- Wine that is very old
- The wine has too much oak and that is all that can be detected.
The fruit aromas will help you determine the origin of the wine, as well as the type of grape used in the winemaking.
These floral aromas are subtler than the fruit scents, but they’re no less important.
- Rhone reds can smell like herbs from Provence
- Cabernet Sauvignon reds smell more like vegetation and herbs (think blackcurrant leaf)
- Sauvignon Blanc whites smell grassy, or nettley
- The floral and herbal aromas are delicate, but they add balance, complexity, and harmony to the wine.
There will be deeper, richer aromas in the wine, such as chocolate, coffee, nuts, vanilla, smoke, and toast. These scents aren’t from the wine itself, but they’re from the barrels in which the wine was aged.
The flavour of the barrels can be affected by:
- Type of oak used
- Barrel making process
- Age of the barrels
- Char on the barrels
- Mixing of the wine in the barrels
- Size of the barrels
The barrels can add another level of complexity to the wine’s aromas. For example you may pick up vanilla aromas from wine that has been in oak.
The Final Step: Tasting
Your tongue is covered with taste buds, which are capable of detecting a limited range of flavours. In fact strictly speaking the tongue can detect just four (or five) flavours, and these are sweet, sour, bitter and salty (and umami).
These flavours typically are picked up more specifically on certain areas of the tongue, for example sweetness is particularly strong on the tip of our tongues. Give your tongue the chance to taste the wine, and you’ll get a lot more out of each vintage.
Don’t gulp down the wine, but take a small sip. Hold the wine in your mouth for a moment, then suck air through it to aerate it. This will open up the wine and expose your taste buds to all the flavours, and more importantly send the aromas coming off the wine up to your much more receptive nasal receptors.
When tasting the wine, look for these four things:
A good wine has all the flavour components in the right balance. You want plenty of sweet, but enough sour and acidity to balance it out. There should be very little salty (apart from in some dry Sherries), and the tannins will provide the bitter. Your taste buds will tell you if the wine is well-balanced.

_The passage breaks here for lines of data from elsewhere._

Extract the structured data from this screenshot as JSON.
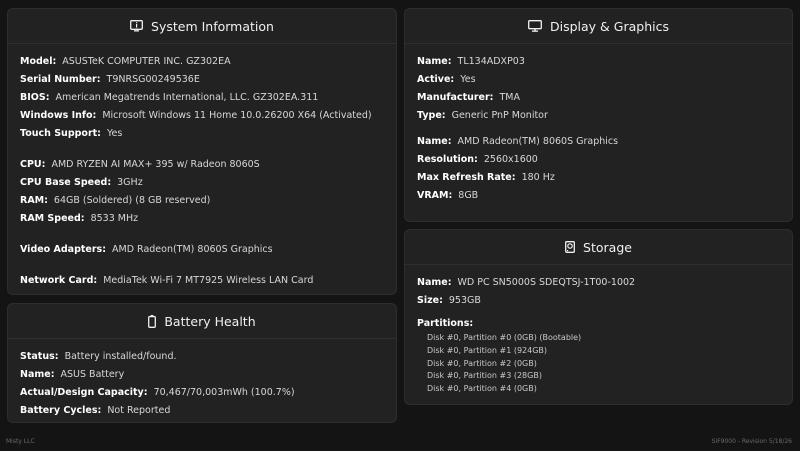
{
  "system": {
    "title": "System Information",
    "icon": "info-screen-icon",
    "rows": [
      {
        "label": "Model:",
        "value": "ASUSTeK COMPUTER INC. GZ302EA"
      },
      {
        "label": "Serial Number:",
        "value": "T9NRSG00249536E"
      },
      {
        "label": "BIOS:",
        "value": "American Megatrends International, LLC. GZ302EA.311"
      },
      {
        "label": "Windows Info:",
        "value": "Microsoft Windows 11 Home 10.0.26200 X64 (Activated)"
      },
      {
        "label": "Touch Support:",
        "value": "Yes"
      },
      {
        "label": "CPU:",
        "value": "AMD RYZEN AI MAX+ 395 w/ Radeon 8060S"
      },
      {
        "label": "CPU Base Speed:",
        "value": "3GHz"
      },
      {
        "label": "RAM:",
        "value": "64GB (Soldered) (8 GB reserved)"
      },
      {
        "label": "RAM Speed:",
        "value": "8533 MHz"
      },
      {
        "label": "Video Adapters:",
        "value": "AMD Radeon(TM) 8060S Graphics"
      },
      {
        "label": "Network Card:",
        "value": "MediaTek Wi-Fi 7 MT7925 Wireless LAN Card"
      }
    ]
  },
  "battery": {
    "title": "Battery Health",
    "icon": "battery-icon",
    "rows": [
      {
        "label": "Status:",
        "value": "Battery installed/found."
      },
      {
        "label": "Name:",
        "value": "ASUS Battery"
      },
      {
        "label": "Actual/Design Capacity:",
        "value": "70,467/70,003mWh (100.7%)"
      },
      {
        "label": "Battery Cycles:",
        "value": "Not Reported"
      }
    ]
  },
  "display": {
    "title": "Display & Graphics",
    "icon": "monitor-icon",
    "rows": [
      {
        "label": "Name:",
        "value": "TL134ADXP03"
      },
      {
        "label": "Active:",
        "value": "Yes"
      },
      {
        "label": "Manufacturer:",
        "value": "TMA"
      },
      {
        "label": "Type:",
        "value": "Generic PnP Monitor"
      },
      {
        "label": "Name:",
        "value": "AMD Radeon(TM) 8060S Graphics"
      },
      {
        "label": "Resolution:",
        "value": "2560x1600"
      },
      {
        "label": "Max Refresh Rate:",
        "value": "180 Hz"
      },
      {
        "label": "VRAM:",
        "value": "8GB"
      }
    ]
  },
  "storage": {
    "title": "Storage",
    "icon": "hard-drive-icon",
    "rows": [
      {
        "label": "Name:",
        "value": "WD PC SN5000S SDEQTSJ-1T00-1002"
      },
      {
        "label": "Size:",
        "value": "953GB"
      }
    ],
    "partitions_label": "Partitions:",
    "partitions": [
      "Disk #0, Partition #0 (0GB) (Bootable)",
      "Disk #0, Partition #1 (924GB)",
      "Disk #0, Partition #2 (0GB)",
      "Disk #0, Partition #3 (28GB)",
      "Disk #0, Partition #4 (0GB)"
    ]
  },
  "footer": {
    "left": "Misty LLC",
    "right": "SIF9000 - Revision 5/18/26"
  }
}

If the wine is too sweet, sour, hot, bitter, or doesn’t have enough acidity, the wine is NOT well-balanced
A young wine that isn’t well-balanced will not age well. An old wine that isn’t well-balanced may be “falling apart” – losing its flavours.
A good wine is complex, with multiple flavours and aromas in many layers. Complex wines won’t just have the primary flavours that you experience upon first tasting them, but the flavours will change even as you taste them. These wines are the best, as they are the ones that will give you a unique drinking experience every time.
If the flavours of the wine linger on your tongue even after you swallow, it’s a good indication of complexity. Don’t take another mouthful or move on to the next wine before giving the complex vintage a chance to impress you. If the flavours last a long time we say the wine has good length.
If the wine has a satisfying finish after a balanced, complex, and harmonious mouth-feel, it’s a complete wine. These are the wines you want to try, as they will be the most pleasurable and will offer the best tasting experiences.
Wine Tasting Tips from the Experts
Here are a few wine tasting tips to help you maximise the pleasure of your wine:
1. Swirl the wine right
Swirling will release aroma compounds, giving your nose more to latch onto when tasting. Coating the wine glass with wine gives more surface area and hence more smell.
2. Taste multiple wines
The more wines you taste in the same sitting, the more you will expand your palate. It’s easier to spot differences through comparisons, but take your time and don’t drink too much! – Sipping is de rigueur for many wine tastings.
3. Take a larger sip
This will coat your mouth, and when you follow it up with smaller sips, you’ll have more wine to taste – making it easier to isolate flavours. Move the wine around your mouth.
4. Keep and read tasting notes.
The more you taste, the more you will want to taste. Take notes of each wine you taste, and read others’ tasting notes to learn more about the wine tasting process.
Follow these tips as a beginners guide, and you’ll get the most out of each bottle of wine you drink!